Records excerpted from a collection
-*-

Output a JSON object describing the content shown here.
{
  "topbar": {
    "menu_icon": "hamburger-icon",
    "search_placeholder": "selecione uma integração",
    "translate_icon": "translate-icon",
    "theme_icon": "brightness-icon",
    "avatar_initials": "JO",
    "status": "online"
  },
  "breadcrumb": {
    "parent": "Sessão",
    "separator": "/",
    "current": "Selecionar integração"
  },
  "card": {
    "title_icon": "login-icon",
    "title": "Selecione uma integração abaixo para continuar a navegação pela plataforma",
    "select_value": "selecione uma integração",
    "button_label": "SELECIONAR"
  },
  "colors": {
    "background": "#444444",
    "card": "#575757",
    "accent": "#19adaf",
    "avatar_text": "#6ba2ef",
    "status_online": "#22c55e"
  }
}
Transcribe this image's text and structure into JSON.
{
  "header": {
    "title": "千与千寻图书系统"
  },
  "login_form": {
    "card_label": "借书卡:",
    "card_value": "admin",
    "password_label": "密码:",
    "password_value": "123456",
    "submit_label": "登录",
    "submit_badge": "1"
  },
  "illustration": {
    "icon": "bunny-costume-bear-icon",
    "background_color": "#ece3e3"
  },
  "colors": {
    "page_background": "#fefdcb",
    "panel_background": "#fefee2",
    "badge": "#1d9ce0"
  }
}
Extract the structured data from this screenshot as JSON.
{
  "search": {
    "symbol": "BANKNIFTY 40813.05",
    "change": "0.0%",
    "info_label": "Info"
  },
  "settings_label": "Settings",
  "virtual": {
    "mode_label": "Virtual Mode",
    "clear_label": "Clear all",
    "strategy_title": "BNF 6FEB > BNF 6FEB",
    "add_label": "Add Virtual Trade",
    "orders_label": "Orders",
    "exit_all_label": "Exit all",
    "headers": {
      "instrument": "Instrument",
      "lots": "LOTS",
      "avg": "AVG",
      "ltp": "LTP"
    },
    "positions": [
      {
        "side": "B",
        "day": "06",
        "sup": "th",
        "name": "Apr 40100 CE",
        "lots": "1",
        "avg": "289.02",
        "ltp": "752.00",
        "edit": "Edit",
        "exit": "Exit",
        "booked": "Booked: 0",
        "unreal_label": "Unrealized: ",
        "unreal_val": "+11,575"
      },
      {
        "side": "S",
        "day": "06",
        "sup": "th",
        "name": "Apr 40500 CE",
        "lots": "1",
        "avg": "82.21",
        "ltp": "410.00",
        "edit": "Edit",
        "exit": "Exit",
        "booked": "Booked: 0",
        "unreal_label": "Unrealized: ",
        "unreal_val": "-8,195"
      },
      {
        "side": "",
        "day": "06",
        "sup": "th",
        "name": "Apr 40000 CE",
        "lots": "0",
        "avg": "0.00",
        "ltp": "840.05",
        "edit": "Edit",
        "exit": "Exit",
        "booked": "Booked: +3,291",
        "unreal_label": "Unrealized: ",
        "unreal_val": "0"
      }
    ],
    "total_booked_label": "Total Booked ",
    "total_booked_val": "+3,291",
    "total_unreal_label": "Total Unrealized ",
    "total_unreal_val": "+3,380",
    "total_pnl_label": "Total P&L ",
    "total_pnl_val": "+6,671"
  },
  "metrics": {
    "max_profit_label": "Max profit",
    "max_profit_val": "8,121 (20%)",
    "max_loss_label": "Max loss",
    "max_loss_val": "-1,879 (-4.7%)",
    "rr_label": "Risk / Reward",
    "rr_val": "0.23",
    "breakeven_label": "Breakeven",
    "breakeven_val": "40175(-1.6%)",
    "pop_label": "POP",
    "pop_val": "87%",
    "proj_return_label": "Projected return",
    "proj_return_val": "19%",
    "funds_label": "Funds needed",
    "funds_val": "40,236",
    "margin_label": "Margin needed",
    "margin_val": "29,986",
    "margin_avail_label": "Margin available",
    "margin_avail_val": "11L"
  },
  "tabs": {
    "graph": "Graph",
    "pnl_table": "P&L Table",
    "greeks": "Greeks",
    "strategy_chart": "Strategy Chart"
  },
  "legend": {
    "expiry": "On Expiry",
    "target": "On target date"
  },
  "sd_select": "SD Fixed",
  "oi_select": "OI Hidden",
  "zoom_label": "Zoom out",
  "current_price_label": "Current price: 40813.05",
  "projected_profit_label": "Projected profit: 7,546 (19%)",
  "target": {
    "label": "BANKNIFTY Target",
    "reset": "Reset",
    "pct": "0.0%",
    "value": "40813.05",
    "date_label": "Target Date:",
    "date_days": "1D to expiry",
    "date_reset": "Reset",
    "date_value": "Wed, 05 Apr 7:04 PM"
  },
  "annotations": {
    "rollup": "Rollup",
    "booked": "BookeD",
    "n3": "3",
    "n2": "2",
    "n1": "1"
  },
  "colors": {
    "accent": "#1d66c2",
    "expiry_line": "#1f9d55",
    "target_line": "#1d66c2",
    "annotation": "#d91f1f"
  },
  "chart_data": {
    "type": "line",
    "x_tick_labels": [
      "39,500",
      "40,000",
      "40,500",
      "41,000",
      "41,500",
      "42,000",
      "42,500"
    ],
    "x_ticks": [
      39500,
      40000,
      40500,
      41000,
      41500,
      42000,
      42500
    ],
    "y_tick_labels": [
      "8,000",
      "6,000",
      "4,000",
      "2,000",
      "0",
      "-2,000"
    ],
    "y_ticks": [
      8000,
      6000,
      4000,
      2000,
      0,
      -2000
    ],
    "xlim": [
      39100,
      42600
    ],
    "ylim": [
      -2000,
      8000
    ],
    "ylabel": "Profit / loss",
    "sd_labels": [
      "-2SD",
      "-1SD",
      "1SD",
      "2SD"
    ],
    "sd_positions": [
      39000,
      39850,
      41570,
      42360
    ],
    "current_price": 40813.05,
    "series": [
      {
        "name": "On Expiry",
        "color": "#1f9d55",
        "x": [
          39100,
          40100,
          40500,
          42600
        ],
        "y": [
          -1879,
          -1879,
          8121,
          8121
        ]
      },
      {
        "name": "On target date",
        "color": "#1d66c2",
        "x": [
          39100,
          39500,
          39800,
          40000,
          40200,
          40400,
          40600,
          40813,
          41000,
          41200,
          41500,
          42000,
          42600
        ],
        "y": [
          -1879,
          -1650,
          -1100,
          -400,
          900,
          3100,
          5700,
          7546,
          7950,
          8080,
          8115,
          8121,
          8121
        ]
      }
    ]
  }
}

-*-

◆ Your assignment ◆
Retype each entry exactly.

◆ Answer space ◆
Output a JSON object describing the content shown here.
{
  "topbar": {
    "menu_icon": "hamburger-icon",
    "search_placeholder": "selecione uma integração",
    "translate_icon": "translate-icon",
    "theme_icon": "brightness-icon",
    "avatar_initials": "JO",
    "status": "online"
  },
  "breadcrumb": {
    "parent": "Sessão",
    "separator": "/",
    "current": "Selecionar integração"
  },
  "card": {
    "title_icon": "login-icon",
    "title": "Selecione uma integração abaixo para continuar a navegação pela plataforma",
    "select_value": "selecione uma integração",
    "button_label": "SELECIONAR"
  },
  "colors": {
    "background": "#444444",
    "card": "#575757",
    "accent": "#19adaf",
    "avatar_text": "#6ba2ef",
    "status_online": "#22c55e"
  }
}
Transcribe this image's text and structure into JSON.
{
  "header": {
    "title": "千与千寻图书系统"
  },
  "login_form": {
    "card_label": "借书卡:",
    "card_value": "admin",
    "password_label": "密码:",
    "password_value": "123456",
    "submit_label": "登录",
    "submit_badge": "1"
  },
  "illustration": {
    "icon": "bunny-costume-bear-icon",
    "background_color": "#ece3e3"
  },
  "colors": {
    "page_background": "#fefdcb",
    "panel_background": "#fefee2",
    "badge": "#1d9ce0"
  }
}
Extract the structured data from this screenshot as JSON.
{
  "search": {
    "symbol": "BANKNIFTY 40813.05",
    "change": "0.0%",
    "info_label": "Info"
  },
  "settings_label": "Settings",
  "virtual": {
    "mode_label": "Virtual Mode",
    "clear_label": "Clear all",
    "strategy_title": "BNF 6FEB > BNF 6FEB",
    "add_label": "Add Virtual Trade",
    "orders_label": "Orders",
    "exit_all_label": "Exit all",
    "headers": {
      "instrument": "Instrument",
      "lots": "LOTS",
      "avg": "AVG",
      "ltp": "LTP"
    },
    "positions": [
      {
        "side": "B",
        "day": "06",
        "sup": "th",
        "name": "Apr 40100 CE",
        "lots": "1",
        "avg": "289.02",
        "ltp": "752.00",
        "edit": "Edit",
        "exit": "Exit",
        "booked": "Booked: 0",
        "unreal_label": "Unrealized: ",
        "unreal_val": "+11,575"
      },
      {
        "side": "S",
        "day": "06",
        "sup": "th",
        "name": "Apr 40500 CE",
        "lots": "1",
        "avg": "82.21",
        "ltp": "410.00",
        "edit": "Edit",
        "exit": "Exit",
        "booked": "Booked: 0",
        "unreal_label": "Unrealized: ",
        "unreal_val": "-8,195"
      },
      {
        "side": "",
        "day": "06",
        "sup": "th",
        "name": "Apr 40000 CE",
        "lots": "0",
        "avg": "0.00",
        "ltp": "840.05",
        "edit": "Edit",
        "exit": "Exit",
        "booked": "Booked: +3,291",
        "unreal_label": "Unrealized: ",
        "unreal_val": "0"
      }
    ],
    "total_booked_label": "Total Booked ",
    "total_booked_val": "+3,291",
    "total_unreal_label": "Total Unrealized ",
    "total_unreal_val": "+3,380",
    "total_pnl_label": "Total P&L ",
    "total_pnl_val": "+6,671"
  },
  "metrics": {
    "max_profit_label": "Max profit",
    "max_profit_val": "8,121 (20%)",
    "max_loss_label": "Max loss",
    "max_loss_val": "-1,879 (-4.7%)",
    "rr_label": "Risk / Reward",
    "rr_val": "0.23",
    "breakeven_label": "Breakeven",
    "breakeven_val": "40175(-1.6%)",
    "pop_label": "POP",
    "pop_val": "87%",
    "proj_return_label": "Projected return",
    "proj_return_val": "19%",
    "funds_label": "Funds needed",
    "funds_val": "40,236",
    "margin_label": "Margin needed",
    "margin_val": "29,986",
    "margin_avail_label": "Margin available",
    "margin_avail_val": "11L"
  },
  "tabs": {
    "graph": "Graph",
    "pnl_table": "P&L Table",
    "greeks": "Greeks",
    "strategy_chart": "Strategy Chart"
  },
  "legend": {
    "expiry": "On Expiry",
    "target": "On target date"
  },
  "sd_select": "SD Fixed",
  "oi_select": "OI Hidden",
  "zoom_label": "Zoom out",
  "current_price_label": "Current price: 40813.05",
  "projected_profit_label": "Projected profit: 7,546 (19%)",
  "target": {
    "label": "BANKNIFTY Target",
    "reset": "Reset",
    "pct": "0.0%",
    "value": "40813.05",
    "date_label": "Target Date:",
    "date_days": "1D to expiry",
    "date_reset": "Reset",
    "date_value": "Wed, 05 Apr 7:04 PM"
  },
  "annotations": {
    "rollup": "Rollup",
    "booked": "BookeD",
    "n3": "3",
    "n2": "2",
    "n1": "1"
  },
  "colors": {
    "accent": "#1d66c2",
    "expiry_line": "#1f9d55",
    "target_line": "#1d66c2",
    "annotation": "#d91f1f"
  },
  "chart_data": {
    "type": "line",
    "x_tick_labels": [
      "39,500",
      "40,000",
      "40,500",
      "41,000",
      "41,500",
      "42,000",
      "42,500"
    ],
    "x_ticks": [
      39500,
      40000,
      40500,
      41000,
      41500,
      42000,
      42500
    ],
    "y_tick_labels": [
      "8,000",
      "6,000",
      "4,000",
      "2,000",
      "0",
      "-2,000"
    ],
    "y_ticks": [
      8000,
      6000,
      4000,
      2000,
      0,
      -2000
    ],
    "xlim": [
      39100,
      42600
    ],
    "ylim": [
      -2000,
      8000
    ],
    "ylabel": "Profit / loss",
    "sd_labels": [
      "-2SD",
      "-1SD",
      "1SD",
      "2SD"
    ],
    "sd_positions": [
      39000,
      39850,
      41570,
      42360
    ],
    "current_price": 40813.05,
    "series": [
      {
        "name": "On Expiry",
        "color": "#1f9d55",
        "x": [
          39100,
          40100,
          40500,
          42600
        ],
        "y": [
          -1879,
          -1879,
          8121,
          8121
        ]
      },
      {
        "name": "On target date",
        "color": "#1d66c2",
        "x": [
          39100,
          39500,
          39800,
          40000,
          40200,
          40400,
          40600,
          40813,
          41000,
          41200,
          41500,
          42000,
          42600
        ],
        "y": [
          -1879,
          -1650,
          -1100,
          -400,
          900,
          3100,
          5700,
          7546,
          7950,
          8080,
          8115,
          8121,
          8121
        ]
      }
    ]
  }
}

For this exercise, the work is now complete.